:: Data in this exercise
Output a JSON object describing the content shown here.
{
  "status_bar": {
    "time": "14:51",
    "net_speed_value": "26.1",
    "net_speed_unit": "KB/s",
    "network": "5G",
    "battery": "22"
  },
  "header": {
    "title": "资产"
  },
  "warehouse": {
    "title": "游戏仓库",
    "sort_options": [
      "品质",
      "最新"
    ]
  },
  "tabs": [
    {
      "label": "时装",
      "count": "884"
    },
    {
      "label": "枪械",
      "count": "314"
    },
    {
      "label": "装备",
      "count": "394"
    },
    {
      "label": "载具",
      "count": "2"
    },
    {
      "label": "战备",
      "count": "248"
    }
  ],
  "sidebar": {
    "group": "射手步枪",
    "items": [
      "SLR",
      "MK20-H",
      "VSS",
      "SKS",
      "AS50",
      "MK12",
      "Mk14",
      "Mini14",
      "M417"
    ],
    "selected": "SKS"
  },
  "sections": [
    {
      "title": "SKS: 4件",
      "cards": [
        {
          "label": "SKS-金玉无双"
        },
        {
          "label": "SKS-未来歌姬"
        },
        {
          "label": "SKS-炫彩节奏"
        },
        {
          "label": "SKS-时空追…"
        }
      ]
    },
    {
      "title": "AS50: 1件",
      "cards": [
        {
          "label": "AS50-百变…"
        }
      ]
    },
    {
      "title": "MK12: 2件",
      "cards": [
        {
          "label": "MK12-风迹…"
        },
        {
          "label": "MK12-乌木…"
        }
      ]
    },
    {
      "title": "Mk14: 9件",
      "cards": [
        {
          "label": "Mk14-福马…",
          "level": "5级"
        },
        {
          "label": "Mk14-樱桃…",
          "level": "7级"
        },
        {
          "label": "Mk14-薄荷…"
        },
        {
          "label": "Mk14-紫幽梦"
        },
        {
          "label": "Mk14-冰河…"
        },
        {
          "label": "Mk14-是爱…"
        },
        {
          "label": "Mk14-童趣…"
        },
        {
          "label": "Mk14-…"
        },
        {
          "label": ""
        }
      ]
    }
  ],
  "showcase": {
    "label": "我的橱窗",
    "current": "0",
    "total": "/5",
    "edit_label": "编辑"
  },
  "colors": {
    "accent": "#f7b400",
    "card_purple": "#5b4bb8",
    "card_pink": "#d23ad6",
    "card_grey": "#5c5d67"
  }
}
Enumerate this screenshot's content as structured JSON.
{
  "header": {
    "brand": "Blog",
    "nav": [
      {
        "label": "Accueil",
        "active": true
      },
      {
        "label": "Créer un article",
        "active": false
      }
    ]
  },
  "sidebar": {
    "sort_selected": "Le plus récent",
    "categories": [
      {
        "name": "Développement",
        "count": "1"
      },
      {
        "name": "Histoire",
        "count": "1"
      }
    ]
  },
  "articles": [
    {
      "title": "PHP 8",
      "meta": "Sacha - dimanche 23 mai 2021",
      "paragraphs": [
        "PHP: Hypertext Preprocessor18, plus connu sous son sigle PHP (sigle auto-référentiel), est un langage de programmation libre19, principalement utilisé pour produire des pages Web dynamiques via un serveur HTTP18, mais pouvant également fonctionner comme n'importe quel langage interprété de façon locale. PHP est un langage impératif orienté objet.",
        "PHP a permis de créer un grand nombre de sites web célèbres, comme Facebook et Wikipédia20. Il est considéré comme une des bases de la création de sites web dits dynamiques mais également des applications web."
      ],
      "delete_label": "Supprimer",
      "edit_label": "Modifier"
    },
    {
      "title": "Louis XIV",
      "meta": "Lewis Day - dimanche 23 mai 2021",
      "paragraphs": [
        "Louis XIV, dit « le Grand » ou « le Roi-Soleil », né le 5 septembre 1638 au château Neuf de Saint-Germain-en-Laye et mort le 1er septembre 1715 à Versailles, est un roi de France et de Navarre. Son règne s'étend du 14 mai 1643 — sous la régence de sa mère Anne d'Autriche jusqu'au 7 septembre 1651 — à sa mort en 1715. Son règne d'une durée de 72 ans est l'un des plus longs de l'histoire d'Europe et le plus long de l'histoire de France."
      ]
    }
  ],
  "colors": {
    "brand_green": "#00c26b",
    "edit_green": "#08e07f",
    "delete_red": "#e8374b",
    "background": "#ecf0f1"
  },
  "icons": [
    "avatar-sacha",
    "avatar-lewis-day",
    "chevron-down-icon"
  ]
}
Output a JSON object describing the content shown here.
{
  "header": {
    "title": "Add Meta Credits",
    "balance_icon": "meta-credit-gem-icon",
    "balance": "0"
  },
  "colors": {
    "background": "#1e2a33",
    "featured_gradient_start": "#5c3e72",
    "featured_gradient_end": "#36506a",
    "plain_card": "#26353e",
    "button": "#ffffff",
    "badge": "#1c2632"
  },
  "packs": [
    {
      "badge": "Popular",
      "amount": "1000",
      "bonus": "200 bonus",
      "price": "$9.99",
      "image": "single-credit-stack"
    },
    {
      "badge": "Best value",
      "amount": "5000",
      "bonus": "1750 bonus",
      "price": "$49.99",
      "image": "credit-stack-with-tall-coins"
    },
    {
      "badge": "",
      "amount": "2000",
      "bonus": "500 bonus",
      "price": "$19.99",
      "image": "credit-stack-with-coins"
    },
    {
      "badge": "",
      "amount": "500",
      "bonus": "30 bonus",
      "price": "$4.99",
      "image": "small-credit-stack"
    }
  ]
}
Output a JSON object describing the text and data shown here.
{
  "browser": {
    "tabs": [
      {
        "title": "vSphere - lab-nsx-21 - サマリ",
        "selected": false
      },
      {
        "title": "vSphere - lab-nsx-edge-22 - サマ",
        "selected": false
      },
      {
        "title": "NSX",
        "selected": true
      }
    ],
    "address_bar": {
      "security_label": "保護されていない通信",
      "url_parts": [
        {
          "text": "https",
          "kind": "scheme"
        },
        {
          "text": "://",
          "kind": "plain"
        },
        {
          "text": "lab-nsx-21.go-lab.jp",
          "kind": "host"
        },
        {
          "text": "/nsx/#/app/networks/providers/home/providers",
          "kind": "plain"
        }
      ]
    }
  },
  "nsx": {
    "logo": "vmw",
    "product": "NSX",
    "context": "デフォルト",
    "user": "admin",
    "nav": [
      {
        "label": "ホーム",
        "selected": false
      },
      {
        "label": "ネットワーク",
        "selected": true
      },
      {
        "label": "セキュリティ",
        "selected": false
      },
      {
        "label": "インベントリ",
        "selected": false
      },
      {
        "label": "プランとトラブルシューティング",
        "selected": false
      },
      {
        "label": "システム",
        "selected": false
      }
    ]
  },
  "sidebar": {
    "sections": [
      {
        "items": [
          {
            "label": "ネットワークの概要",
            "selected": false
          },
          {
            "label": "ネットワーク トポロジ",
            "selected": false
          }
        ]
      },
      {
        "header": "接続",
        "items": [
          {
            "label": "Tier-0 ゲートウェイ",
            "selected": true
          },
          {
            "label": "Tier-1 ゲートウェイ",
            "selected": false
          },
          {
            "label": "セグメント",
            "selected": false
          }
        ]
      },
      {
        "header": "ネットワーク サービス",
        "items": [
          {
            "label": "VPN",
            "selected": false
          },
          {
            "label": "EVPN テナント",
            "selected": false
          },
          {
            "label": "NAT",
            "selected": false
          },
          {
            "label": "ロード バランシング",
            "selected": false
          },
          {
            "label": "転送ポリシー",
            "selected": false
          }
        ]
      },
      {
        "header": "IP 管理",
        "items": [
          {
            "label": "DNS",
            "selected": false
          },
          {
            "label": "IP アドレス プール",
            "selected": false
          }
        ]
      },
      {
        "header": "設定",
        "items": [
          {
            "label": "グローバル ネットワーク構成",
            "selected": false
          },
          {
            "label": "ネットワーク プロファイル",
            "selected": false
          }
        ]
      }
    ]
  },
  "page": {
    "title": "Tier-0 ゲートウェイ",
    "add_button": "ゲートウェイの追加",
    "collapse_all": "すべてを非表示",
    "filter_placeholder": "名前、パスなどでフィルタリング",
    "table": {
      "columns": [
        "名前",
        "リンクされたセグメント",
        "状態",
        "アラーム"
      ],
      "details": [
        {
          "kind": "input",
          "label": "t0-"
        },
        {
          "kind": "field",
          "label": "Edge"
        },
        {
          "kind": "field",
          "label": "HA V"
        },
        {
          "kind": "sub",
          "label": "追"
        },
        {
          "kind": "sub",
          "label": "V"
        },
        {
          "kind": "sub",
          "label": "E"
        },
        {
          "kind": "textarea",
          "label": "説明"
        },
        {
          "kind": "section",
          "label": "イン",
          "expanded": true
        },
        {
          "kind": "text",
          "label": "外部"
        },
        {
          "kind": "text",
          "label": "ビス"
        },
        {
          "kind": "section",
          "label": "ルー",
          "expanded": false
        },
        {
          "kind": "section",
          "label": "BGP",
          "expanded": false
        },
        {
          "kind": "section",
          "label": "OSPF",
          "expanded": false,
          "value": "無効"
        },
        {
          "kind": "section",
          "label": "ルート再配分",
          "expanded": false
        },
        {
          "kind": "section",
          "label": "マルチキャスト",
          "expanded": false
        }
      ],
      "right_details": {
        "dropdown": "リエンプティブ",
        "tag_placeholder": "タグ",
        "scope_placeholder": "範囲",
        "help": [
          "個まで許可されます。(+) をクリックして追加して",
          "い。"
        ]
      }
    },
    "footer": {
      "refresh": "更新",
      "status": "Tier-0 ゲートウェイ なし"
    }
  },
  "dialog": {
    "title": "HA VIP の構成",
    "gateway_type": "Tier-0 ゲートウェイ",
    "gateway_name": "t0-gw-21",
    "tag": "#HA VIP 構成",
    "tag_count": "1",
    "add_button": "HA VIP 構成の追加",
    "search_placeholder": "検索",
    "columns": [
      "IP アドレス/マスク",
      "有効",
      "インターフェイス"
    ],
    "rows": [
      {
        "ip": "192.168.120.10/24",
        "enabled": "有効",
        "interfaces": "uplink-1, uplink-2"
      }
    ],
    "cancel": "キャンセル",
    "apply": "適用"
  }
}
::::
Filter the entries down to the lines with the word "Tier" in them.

• [Result for this exercise]:
            "label": "Tier-0 ゲートウェイ",
            "label": "Tier-1 ゲートウェイ",
    "title": "Tier-0 ゲートウェイ",
      "status": "Tier-0 ゲートウェイ なし"
    "gateway_type": "Tier-0 ゲートウェイ",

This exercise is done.